TIFF 2012: Checking Into Room 237

by

comment

Room 237 is a delightfully crazy visit to Stanley Kubricks The Shining.
  • Room 237 is a delightfully crazy visit to Stanley Kubrick's The Shining.

I thought I was a pretty big fan of the late Stanley Kubrick. That is, until I squeezed into a jewel box of a theater Sept. 13 to watch Room 237 at the Toronto International Film Festival. I was in the company of hundreds of other movie-goers whom I can only consider fanatics when it comes to the iconic director of 2001: A Space Odyssey, Clockwork Orange and The Shining.

"OK, is there anyone here who has never seen the Shining?" asked a TIFF host before the screening. No hands went up.

"How many here have seen the movie more than five times?" Almost every hand went up (including my own).

"How many have seen The Shining more than 10 times?" The majority of hands stayed up. The audience began to laugh pretty loudly.

"Twenty times?

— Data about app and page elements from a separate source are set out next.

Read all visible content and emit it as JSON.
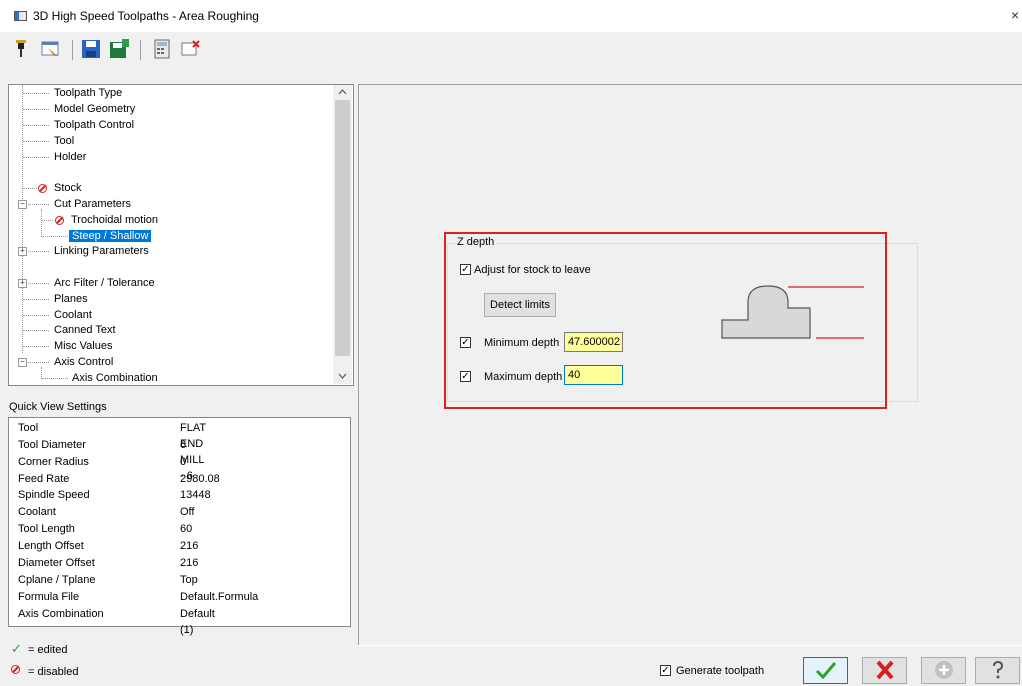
{
  "window": {
    "title": "3D High Speed Toolpaths - Area Roughing",
    "close_glyph": "×"
  },
  "toolbar": {
    "icons": [
      "tool-pin-icon",
      "view-sheet-icon",
      "save-icon",
      "save-all-icon",
      "calculator-icon",
      "clear-icon"
    ]
  },
  "tree": {
    "items": {
      "toolpath_type": "Toolpath Type",
      "model_geometry": "Model Geometry",
      "toolpath_control": "Toolpath Control",
      "tool": "Tool",
      "holder": "Holder",
      "stock": "Stock",
      "cut_parameters": "Cut Parameters",
      "trochoidal_motion": "Trochoidal motion",
      "steep_shallow": "Steep / Shallow",
      "linking_parameters": "Linking Parameters",
      "arc_filter": "Arc Filter / Tolerance",
      "planes": "Planes",
      "coolant": "Coolant",
      "canned_text": "Canned Text",
      "misc_values": "Misc Values",
      "axis_control": "Axis Control",
      "axis_combination": "Axis Combination"
    }
  },
  "quick_view": {
    "label": "Quick View Settings",
    "rows": [
      {
        "key": "Tool",
        "value": "FLAT END MILL - 6"
      },
      {
        "key": "Tool Diameter",
        "value": "6"
      },
      {
        "key": "Corner Radius",
        "value": "0"
      },
      {
        "key": "Feed Rate",
        "value": "2980.08"
      },
      {
        "key": "Spindle Speed",
        "value": "13448"
      },
      {
        "key": "Coolant",
        "value": "Off"
      },
      {
        "key": "Tool Length",
        "value": "60"
      },
      {
        "key": "Length Offset",
        "value": "216"
      },
      {
        "key": "Diameter Offset",
        "value": "216"
      },
      {
        "key": "Cplane / Tplane",
        "value": "Top"
      },
      {
        "key": "Formula File",
        "value": "Default.Formula"
      },
      {
        "key": "Axis Combination",
        "value": "Default (1)"
      }
    ]
  },
  "legend": {
    "edited": "= edited",
    "disabled": "= disabled"
  },
  "zdepth": {
    "title": "Z depth",
    "adjust_label": "Adjust for stock to leave",
    "adjust_checked": true,
    "detect_label": "Detect limits",
    "min_label": "Minimum depth",
    "min_value": "47.600002",
    "min_checked": true,
    "max_label": "Maximum depth",
    "max_value": "40",
    "max_checked": true
  },
  "footer": {
    "generate_label": "Generate toolpath",
    "generate_checked": true,
    "buttons": [
      "ok",
      "cancel",
      "add",
      "help"
    ]
  },
  "colors": {
    "accent": "#0078d7",
    "highlight_box": "#e02020",
    "edited": "#2aa52a",
    "disabled": "#d62020",
    "input_bg": "#ffff99"
  }
}
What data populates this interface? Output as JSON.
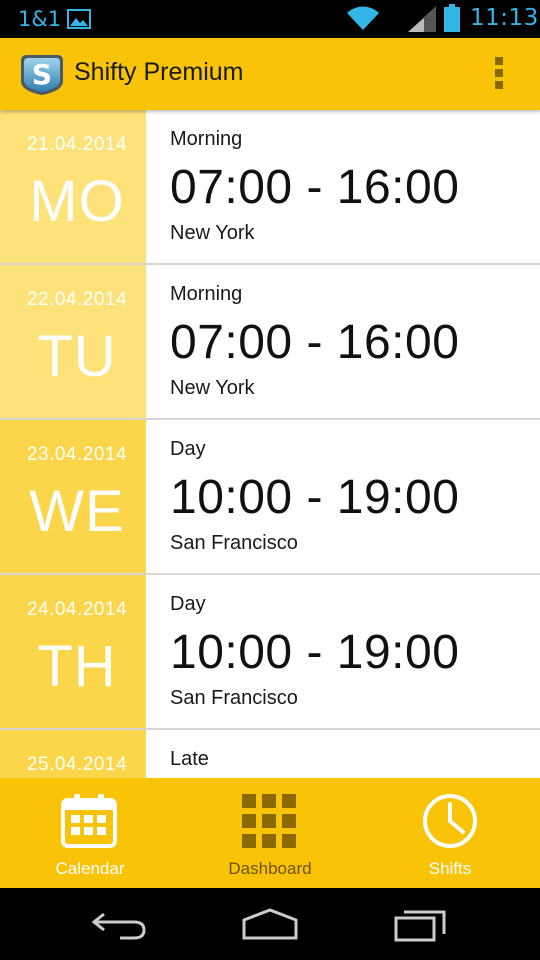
{
  "status_bar": {
    "carrier": "1&1",
    "clock": "11:13",
    "icons": [
      "gallery-icon",
      "wifi-icon",
      "signal-icon",
      "battery-icon"
    ]
  },
  "action_bar": {
    "title": "Shifty Premium",
    "logo_letter": "S",
    "overflow_icon": "overflow-menu-icon"
  },
  "colors": {
    "accent": "#f9c308",
    "date_col_light": "#fde27a",
    "date_col_dark": "#fcd64a",
    "status_text": "#33b5e5",
    "nav_inactive": "#8a6a00"
  },
  "shifts": [
    {
      "date": "21.04.2014",
      "day": "MO",
      "type": "Morning",
      "time": "07:00 - 16:00",
      "location": "New York"
    },
    {
      "date": "22.04.2014",
      "day": "TU",
      "type": "Morning",
      "time": "07:00 - 16:00",
      "location": "New York"
    },
    {
      "date": "23.04.2014",
      "day": "WE",
      "type": "Day",
      "time": "10:00 - 19:00",
      "location": "San Francisco"
    },
    {
      "date": "24.04.2014",
      "day": "TH",
      "type": "Day",
      "time": "10:00 - 19:00",
      "location": "San Francisco"
    },
    {
      "date": "25.04.2014",
      "day": "",
      "type": "Late",
      "time": "",
      "location": ""
    }
  ],
  "bottom_nav": {
    "items": [
      {
        "label": "Calendar",
        "icon": "calendar-icon",
        "active": true
      },
      {
        "label": "Dashboard",
        "icon": "dashboard-grid-icon",
        "active": false
      },
      {
        "label": "Shifts",
        "icon": "clock-icon",
        "active": true
      }
    ]
  },
  "system_nav": {
    "icons": [
      "back-icon",
      "home-icon",
      "recent-apps-icon"
    ]
  }
}
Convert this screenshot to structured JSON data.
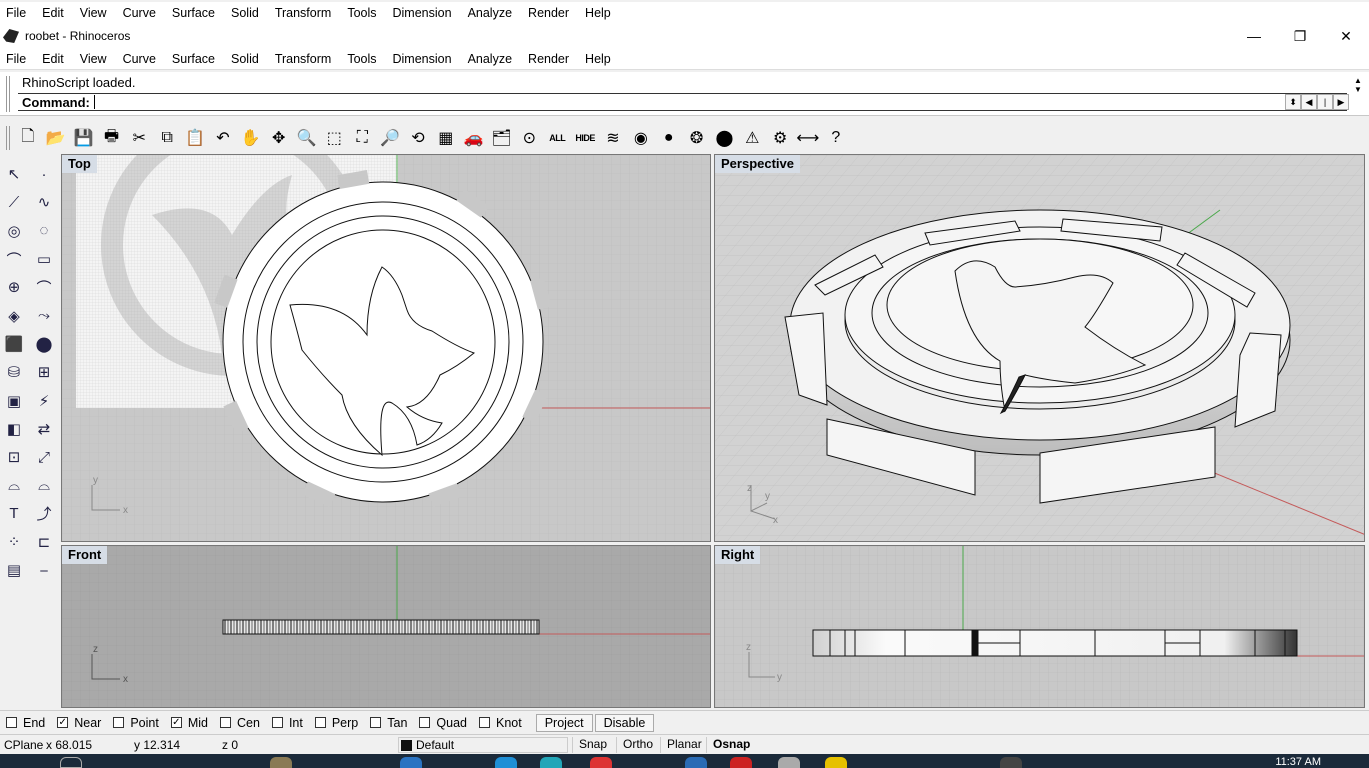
{
  "top_menu": [
    "File",
    "Edit",
    "View",
    "Curve",
    "Surface",
    "Solid",
    "Transform",
    "Tools",
    "Dimension",
    "Analyze",
    "Render",
    "Help"
  ],
  "window": {
    "title": "roobet - Rhinoceros",
    "minimize_icon": "minimize-icon",
    "restore_icon": "restore-icon",
    "close_icon": "close-icon"
  },
  "menu": [
    "File",
    "Edit",
    "View",
    "Curve",
    "Surface",
    "Solid",
    "Transform",
    "Tools",
    "Dimension",
    "Analyze",
    "Render",
    "Help"
  ],
  "command": {
    "history": "RhinoScript loaded.",
    "label": "Command:",
    "value": ""
  },
  "toolbar": {
    "items": [
      {
        "name": "new-icon",
        "glyph": "🗋"
      },
      {
        "name": "open-icon",
        "glyph": "📂"
      },
      {
        "name": "save-icon",
        "glyph": "💾"
      },
      {
        "name": "print-icon",
        "glyph": "🖶"
      },
      {
        "name": "cut-icon",
        "glyph": "✂"
      },
      {
        "name": "copy-icon",
        "glyph": "⧉"
      },
      {
        "name": "paste-icon",
        "glyph": "📋"
      },
      {
        "name": "undo-icon",
        "glyph": "↶"
      },
      {
        "name": "pan-icon",
        "glyph": "✋"
      },
      {
        "name": "rotate-view-icon",
        "glyph": "✥"
      },
      {
        "name": "zoom-dynamic-icon",
        "glyph": "🔍"
      },
      {
        "name": "zoom-window-icon",
        "glyph": "⬚"
      },
      {
        "name": "zoom-extents-icon",
        "glyph": "⛶"
      },
      {
        "name": "zoom-selected-icon",
        "glyph": "🔎"
      },
      {
        "name": "undo-view-icon",
        "glyph": "⟲"
      },
      {
        "name": "four-viewports-icon",
        "glyph": "▦"
      },
      {
        "name": "car-icon",
        "glyph": "🚗"
      },
      {
        "name": "layer-icon",
        "glyph": "🗂"
      },
      {
        "name": "point-object-icon",
        "glyph": "⊙"
      },
      {
        "name": "show-all-icon",
        "glyph": "ALL"
      },
      {
        "name": "hide-icon",
        "glyph": "HIDE"
      },
      {
        "name": "layers-icon",
        "glyph": "≋"
      },
      {
        "name": "color-wheel-icon",
        "glyph": "◉"
      },
      {
        "name": "render-sphere-icon",
        "glyph": "●"
      },
      {
        "name": "render-preview-icon",
        "glyph": "❂"
      },
      {
        "name": "environment-sphere-icon",
        "glyph": "⬤"
      },
      {
        "name": "light-icon",
        "glyph": "⚠"
      },
      {
        "name": "settings-gear-icon",
        "glyph": "⚙"
      },
      {
        "name": "dimension-icon",
        "glyph": "⟷"
      },
      {
        "name": "help-icon",
        "glyph": "?"
      }
    ]
  },
  "left_tools": {
    "col1": [
      {
        "name": "select-arrow-icon",
        "glyph": "↖"
      },
      {
        "name": "polyline-icon",
        "glyph": "⟋"
      },
      {
        "name": "circle-icon",
        "glyph": "◎"
      },
      {
        "name": "curve-icon",
        "glyph": "⌒"
      },
      {
        "name": "ellipse-icon",
        "glyph": "⊕"
      },
      {
        "name": "surface-corner-icon",
        "glyph": "◈"
      },
      {
        "name": "box-icon",
        "glyph": "⬛"
      },
      {
        "name": "cylinder-icon",
        "glyph": "⛁"
      },
      {
        "name": "mesh-icon",
        "glyph": "▣"
      },
      {
        "name": "boolean-icon",
        "glyph": "◧"
      },
      {
        "name": "transform-box-icon",
        "glyph": "⊡"
      },
      {
        "name": "arc-icon",
        "glyph": "⌓"
      },
      {
        "name": "text-icon",
        "glyph": "T"
      },
      {
        "name": "array-icon",
        "glyph": "⁘"
      },
      {
        "name": "grid-block-icon",
        "glyph": "▤"
      }
    ],
    "col2": [
      {
        "name": "point-icon",
        "glyph": "·"
      },
      {
        "name": "freeform-curve-icon",
        "glyph": "∿"
      },
      {
        "name": "arc-center-icon",
        "glyph": "◌"
      },
      {
        "name": "rectangle-icon",
        "glyph": "▭"
      },
      {
        "name": "curve-fillet-icon",
        "glyph": "⌒"
      },
      {
        "name": "sweep-icon",
        "glyph": "⤳"
      },
      {
        "name": "sphere-icon",
        "glyph": "⬤"
      },
      {
        "name": "extrude-icon",
        "glyph": "⊞"
      },
      {
        "name": "paint-icon",
        "glyph": "⚡"
      },
      {
        "name": "move-icon",
        "glyph": "⇄"
      },
      {
        "name": "scale-icon",
        "glyph": "⤢"
      },
      {
        "name": "split-icon",
        "glyph": "⌓"
      },
      {
        "name": "rotate-icon",
        "glyph": "⤴"
      },
      {
        "name": "mirror-icon",
        "glyph": "⊏"
      },
      {
        "name": "dimension-line-icon",
        "glyph": "⎯"
      }
    ]
  },
  "viewports": {
    "top": {
      "label": "Top",
      "axis_x": "x",
      "axis_y": "y"
    },
    "perspective": {
      "label": "Perspective",
      "axis_x": "x",
      "axis_y": "y",
      "axis_z": "z"
    },
    "front": {
      "label": "Front",
      "axis_x": "x",
      "axis_z": "z"
    },
    "right": {
      "label": "Right",
      "axis_y": "y",
      "axis_z": "z"
    }
  },
  "osnap": {
    "items": [
      {
        "label": "End",
        "checked": false
      },
      {
        "label": "Near",
        "checked": true
      },
      {
        "label": "Point",
        "checked": false
      },
      {
        "label": "Mid",
        "checked": true
      },
      {
        "label": "Cen",
        "checked": false
      },
      {
        "label": "Int",
        "checked": false
      },
      {
        "label": "Perp",
        "checked": false
      },
      {
        "label": "Tan",
        "checked": false
      },
      {
        "label": "Quad",
        "checked": false
      },
      {
        "label": "Knot",
        "checked": false
      }
    ],
    "project_label": "Project",
    "disable_label": "Disable"
  },
  "status": {
    "cplane": "CPlane",
    "x": "x 68.015",
    "y": "y 12.314",
    "z": "z 0",
    "layer": "Default",
    "snap": "Snap",
    "ortho": "Ortho",
    "planar": "Planar",
    "osnap": "Osnap"
  },
  "taskbar": {
    "clock": "11:37 AM"
  },
  "colors": {
    "viewport_bg": "#c8c8c8",
    "grid_line": "#b8b8b8",
    "x_axis": "#c45a5a",
    "y_axis": "#4aa84a",
    "label_bg": "#d6dde6"
  }
}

Thirty times?" This was getting ridiculous. More than 100 hands stayed in the air.

Room 237 refers to the mysterious room that is the centerpiece of The Shining. And this film is a hilarious documentary about a number of people, presumedly very smart people, who see The Shining as much more than a horror film. Instead, they see direct references to the Holocaust, the United States' genocide of Native Americans and so much more.

"It's not just a documentary," said director Rodney Ascher. "This film is about obsessive-compulsive behavior."

Is it ever. And if you can go along for the ride, the film is an absolute hoot because everyone in it takes themselves so seriously.

"For the last two years of my life, I submerged myself into an incredibly deep rabbit hole to make this movie," said Ascher. "But come on inside the hole with me. There's plenty of room."

When Room 237 garners an American distributor—and I have no doubt that it will—my guess is that this movie will eventually attain cult status. It's as crazy as it is brilliant.

[ Video is no longer available. ]

Add a comment

Note: Comments are limited to 200 words.